Links to any relevant publications you have participated in:
http://onlinelibrary.wiley.com/doi/10.1111/bjhp.12280/abstract

https://link.springer.com/article/10.1007%2Fs00384-017-2774-z

http://journals.sagepub.com/doi/10.1177/1359105315587142

http://onlinelibrary.wiley.com/doi/10.1002/cpp.2035/abstract

http://journals.sagepub.com/doi/10.1177/1359105317718925

https://link.springer.com/article/10.1007/s10620-015-3786-6

https://link.springer.com/article/10.1007/s10862-015-9509-7

http://onlinelibrary.wiley.com/doi/10.1002/cpp.2125/abstract

https://link.springer.com/article/10.1007%2Fs11136-016-1378-3

http://www.tandfonline.com/doi/full/10.1080/03630242.2016.1267688

http://onlinelibrary.wiley.com/doi/10.1111/papt.12047/full

http://www.sciencedirect.com/science/article/pii/S019566631400227X

http://journals.sagepub.com/doi/abs/10.1177/1359105315573438

Autobiography:

I was born and raised in Coimbra, a city in the centre of Portugal. I’m a 4th year PhD student in Clinical Psychology at CINEICC, University of Coimbra, Portugal, working with Dr. José Pinto-Gouveia and Dr. Cláudia Ferreira.

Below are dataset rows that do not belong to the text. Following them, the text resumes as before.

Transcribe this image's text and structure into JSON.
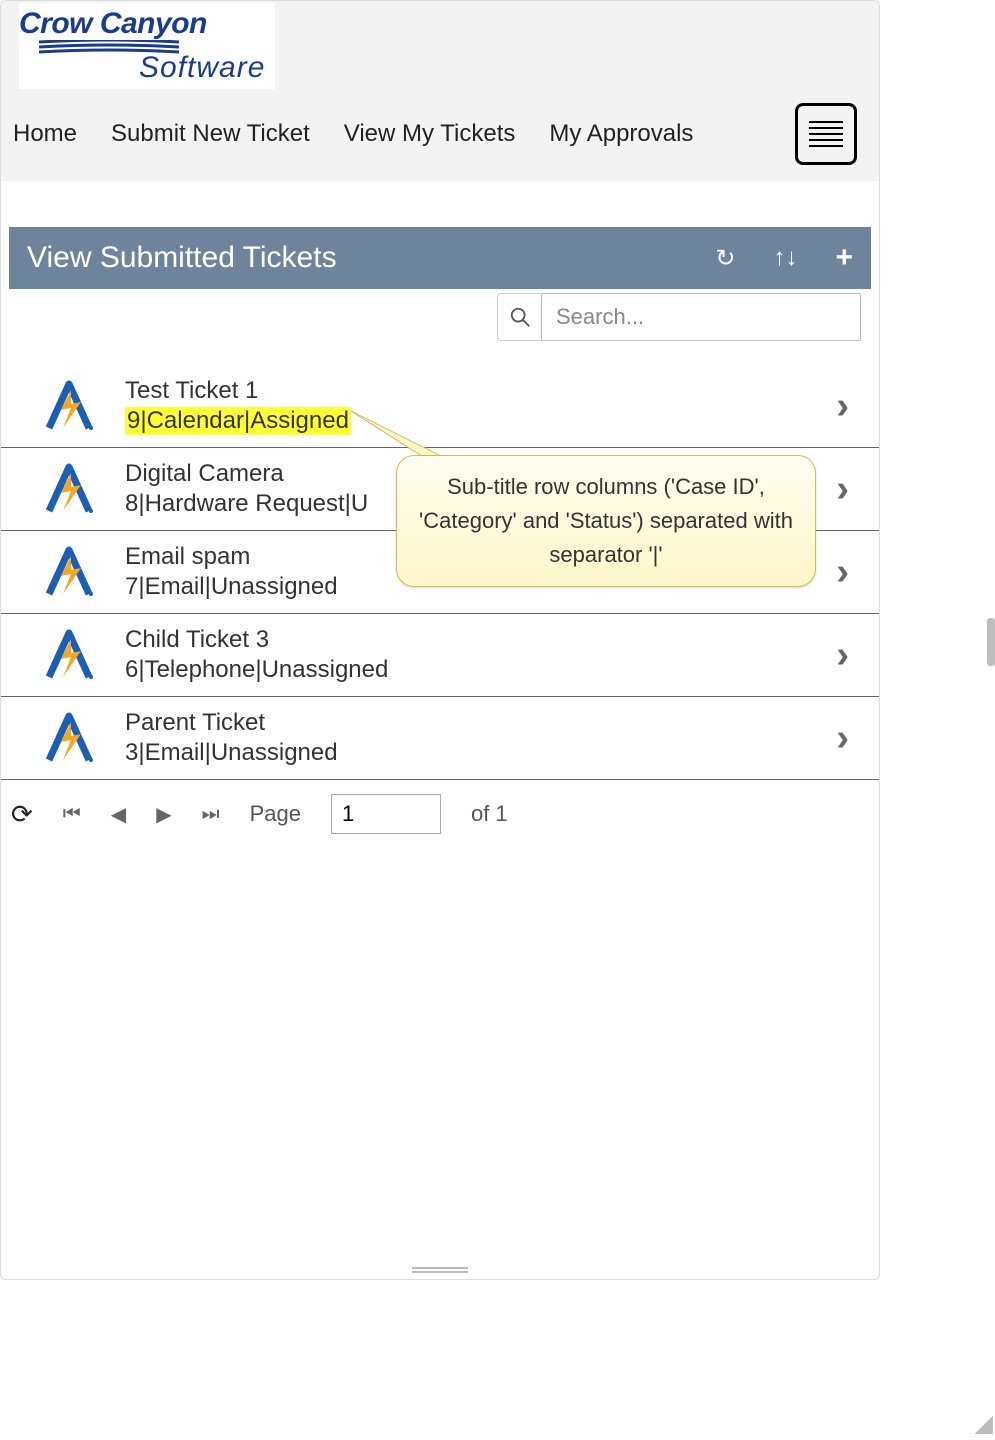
{
  "logo": {
    "line1": "Crow Canyon",
    "line2": "Software"
  },
  "nav": {
    "home": "Home",
    "submit": "Submit New Ticket",
    "view": "View My Tickets",
    "approvals": "My Approvals"
  },
  "section": {
    "title": "View Submitted Tickets"
  },
  "search": {
    "placeholder": "Search..."
  },
  "tickets": [
    {
      "title": "Test Ticket 1",
      "sub": "9|Calendar|Assigned",
      "highlight": true
    },
    {
      "title": "Digital Camera",
      "sub": "8|Hardware Request|U",
      "highlight": false
    },
    {
      "title": "Email spam",
      "sub": "7|Email|Unassigned",
      "highlight": false
    },
    {
      "title": "Child Ticket 3",
      "sub": "6|Telephone|Unassigned",
      "highlight": false
    },
    {
      "title": "Parent Ticket",
      "sub": "3|Email|Unassigned",
      "highlight": false
    }
  ],
  "pager": {
    "page_label": "Page",
    "page_value": "1",
    "of_label": "of 1"
  },
  "callout": {
    "text": "Sub-title row columns ('Case ID', 'Category' and 'Status') separated with separator '|'"
  }
}
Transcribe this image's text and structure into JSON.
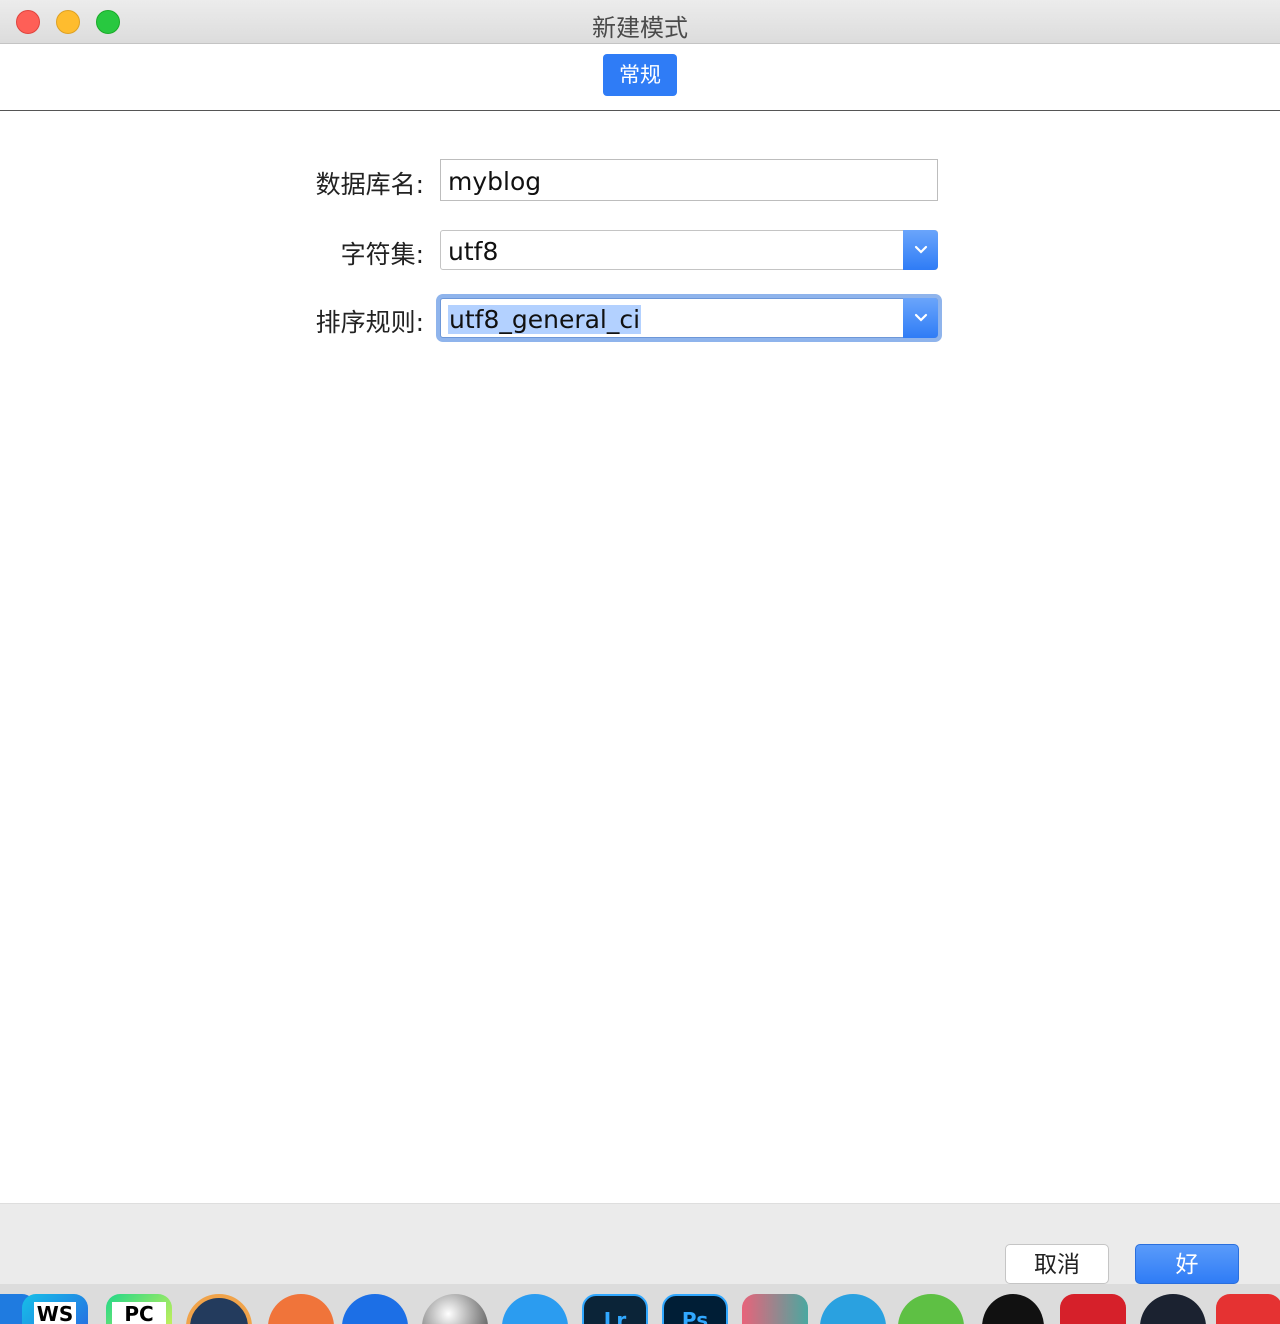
{
  "window": {
    "title": "新建模式"
  },
  "tabs": [
    {
      "label": "常规",
      "active": true
    }
  ],
  "form": {
    "database_name": {
      "label": "数据库名:",
      "value": "myblog"
    },
    "charset": {
      "label": "字符集:",
      "value": "utf8"
    },
    "collation": {
      "label": "排序规则:",
      "value": "utf8_general_ci"
    }
  },
  "buttons": {
    "cancel": "取消",
    "ok": "好"
  },
  "dock": {
    "apps": [
      {
        "icon": "webstorm-icon",
        "label": "WS"
      },
      {
        "icon": "pycharm-icon",
        "label": "PC"
      },
      {
        "icon": "app-icon"
      },
      {
        "icon": "postman-icon"
      },
      {
        "icon": "app-icon"
      },
      {
        "icon": "cinema4d-icon"
      },
      {
        "icon": "app-icon"
      },
      {
        "icon": "lightroom-icon",
        "label": "Lr"
      },
      {
        "icon": "photoshop-icon",
        "label": "Ps"
      },
      {
        "icon": "app-icon"
      },
      {
        "icon": "telegram-icon"
      },
      {
        "icon": "wechat-icon"
      },
      {
        "icon": "qq-icon"
      },
      {
        "icon": "netease-music-icon"
      },
      {
        "icon": "app-icon"
      },
      {
        "icon": "youdao-icon"
      }
    ]
  },
  "colors": {
    "accent": "#2f7cf6",
    "selection": "#b3d1ff"
  }
}
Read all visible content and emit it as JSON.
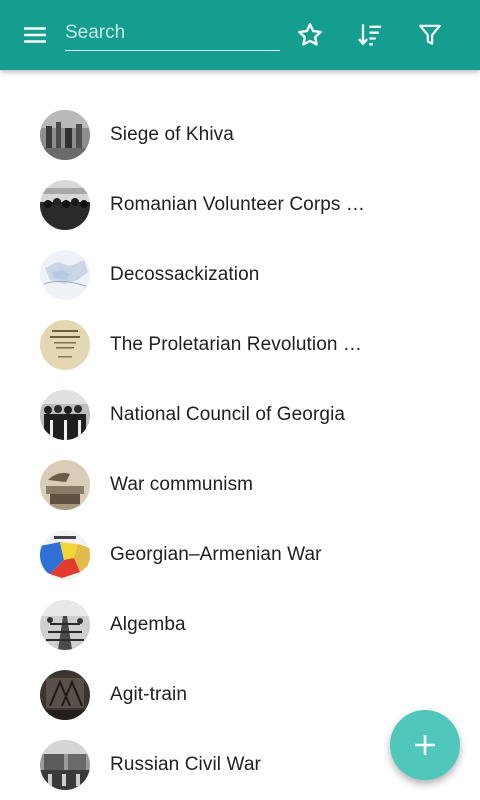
{
  "theme": {
    "accent": "#149e8f",
    "fab": "#4fc8bb",
    "icon_color": "#ffffff"
  },
  "toolbar": {
    "menu_icon": "menu-icon",
    "search_placeholder": "Search",
    "search_value": "",
    "favorites_icon": "star-outline-icon",
    "sort_icon": "sort-icon",
    "filter_icon": "filter-icon"
  },
  "articles": [
    {
      "title": "Siege of Khiva"
    },
    {
      "title": "Romanian Volunteer Corps …"
    },
    {
      "title": "Decossackization"
    },
    {
      "title": "The Proletarian Revolution …"
    },
    {
      "title": "National Council of Georgia"
    },
    {
      "title": "War communism"
    },
    {
      "title": "Georgian–Armenian War"
    },
    {
      "title": "Algemba"
    },
    {
      "title": "Agit-train"
    },
    {
      "title": "Russian Civil War"
    }
  ],
  "fab": {
    "icon": "plus-icon"
  }
}
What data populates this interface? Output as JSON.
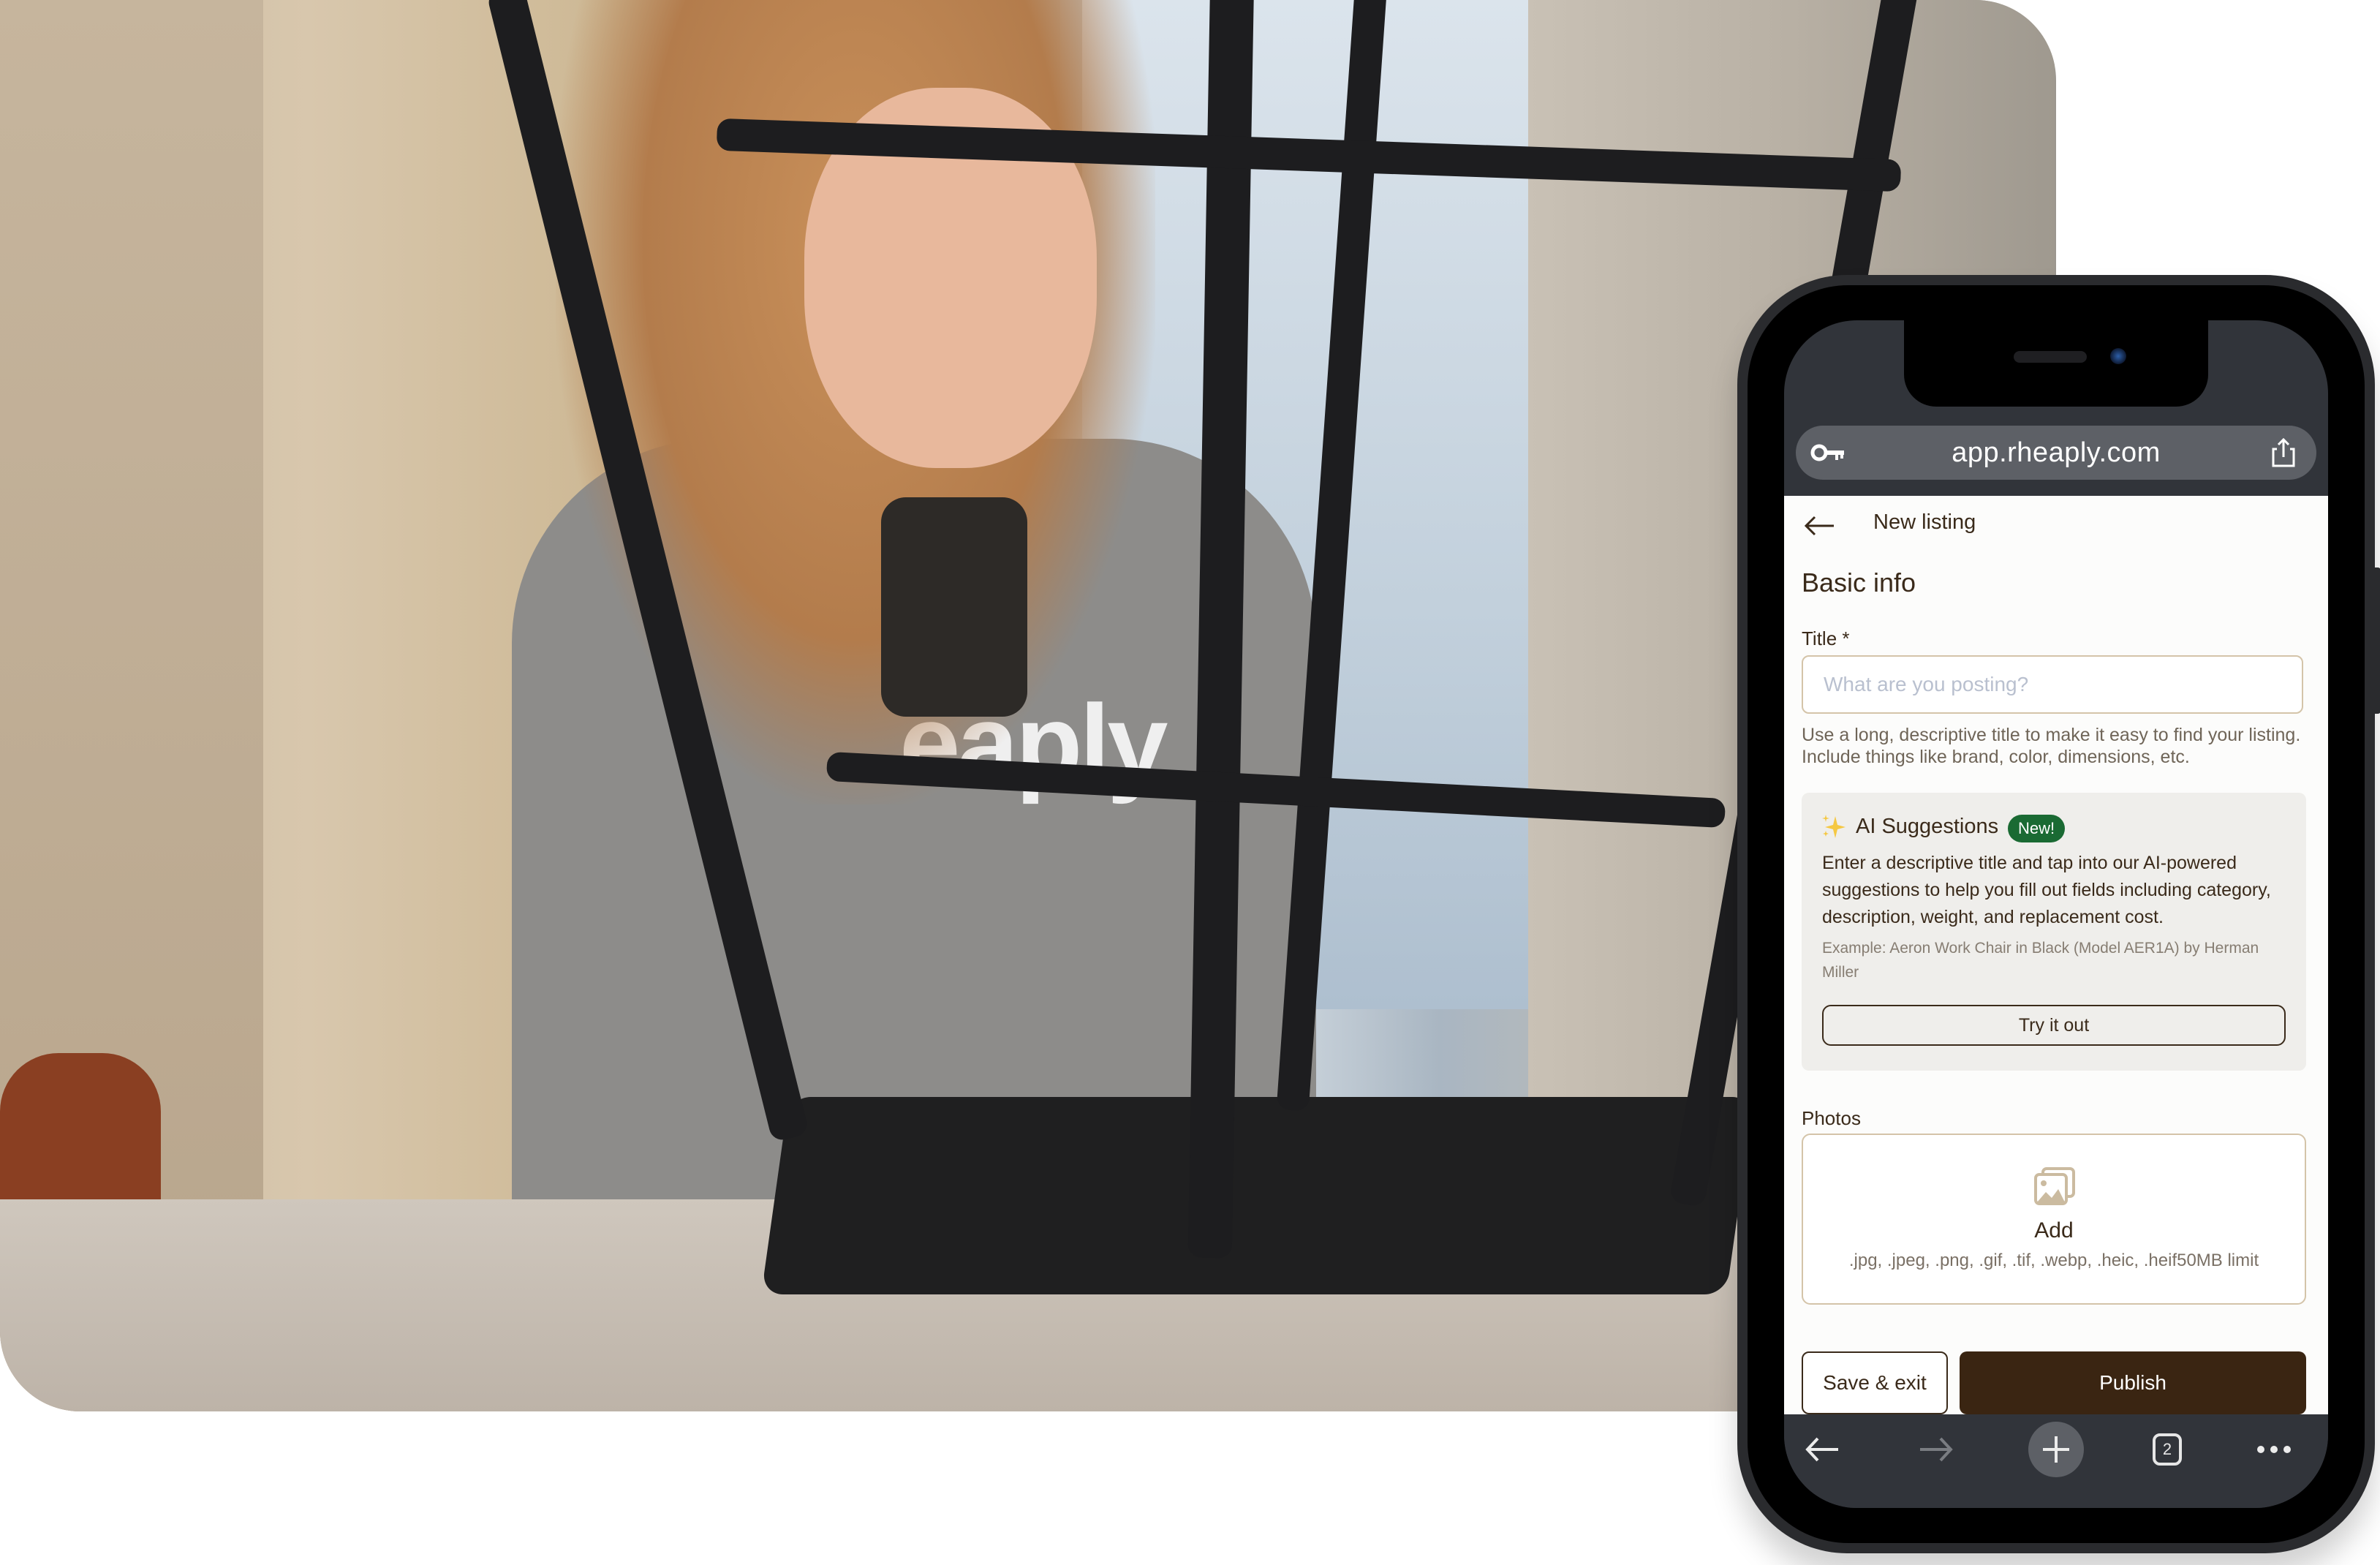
{
  "photo": {
    "description": "Woman in grey shirt photographing an upside-down black stool with her phone",
    "shirt_text": "eaply"
  },
  "browser": {
    "url": "app.rheaply.com",
    "icons": {
      "left": "key-icon",
      "right": "share-icon"
    },
    "toolbar": {
      "back": "back-arrow-icon",
      "forward": "forward-arrow-icon",
      "new_tab": "plus-icon",
      "tab_count": "2",
      "more": "more-dots-icon"
    }
  },
  "app": {
    "header": {
      "back_icon": "back-arrow-icon",
      "title": "New listing"
    },
    "section_title": "Basic info",
    "title_field": {
      "label": "Title *",
      "value": "",
      "placeholder": "What are you posting?",
      "helper": "Use a long, descriptive title to make it easy to find your listing. Include things like brand, color, dimensions, etc."
    },
    "ai_card": {
      "icon": "sparkles-icon",
      "title": "AI Suggestions",
      "badge": "New!",
      "description": "Enter a descriptive title and tap into our AI-powered suggestions to help you fill out fields including category, description, weight, and replacement cost.",
      "example": "Example: Aeron Work Chair in Black (Model AER1A) by Herman Miller",
      "button": "Try it out"
    },
    "photos": {
      "label": "Photos",
      "icon": "image-gallery-icon",
      "add_label": "Add",
      "formats": ".jpg, .jpeg, .png, .gif, .tif, .webp, .heic, .heif50MB limit"
    },
    "actions": {
      "save": "Save & exit",
      "publish": "Publish"
    }
  },
  "colors": {
    "primary_dark": "#3a2512",
    "text": "#3a2a1a",
    "badge_green": "#1a6a33",
    "input_border": "#d4c4a9",
    "card_bg": "#efeeeb",
    "browser_chrome": "#31343a",
    "url_pill": "#5d6066"
  }
}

I discovered mindfulness meditation in my adolescence and have stuck with it almost ever since. In my master’s I started professional training in contemplative practices and CBS. Choosing to study CBS in chronic illness came from a personal motivation. Having been diagnosed with inflammatory bowel disease at 15, my late adolescence was marked by the adaptation to the illness, which now, after 12 years, I can say will probably never be over. This is my motivation to study chronic illness (and in particular inflammatory bowel disease) in my PhD studies, and I hope I am able to continue to do so. In my spare time I love to read and travel to places I’ve never been to. I’m also passionate about vegan cooking, interior design, and photography.

Future goals:
After my PhD, I have two main goals. The first is to adapt the MIND programme to inflammatory bowel disease and to test its efficacy on psychosocial outcomes on this population; the second (and more far away) goal is to test the effects of mindfulness and related processes on inflammation and other disease markers in inflammatory bowel disease patients.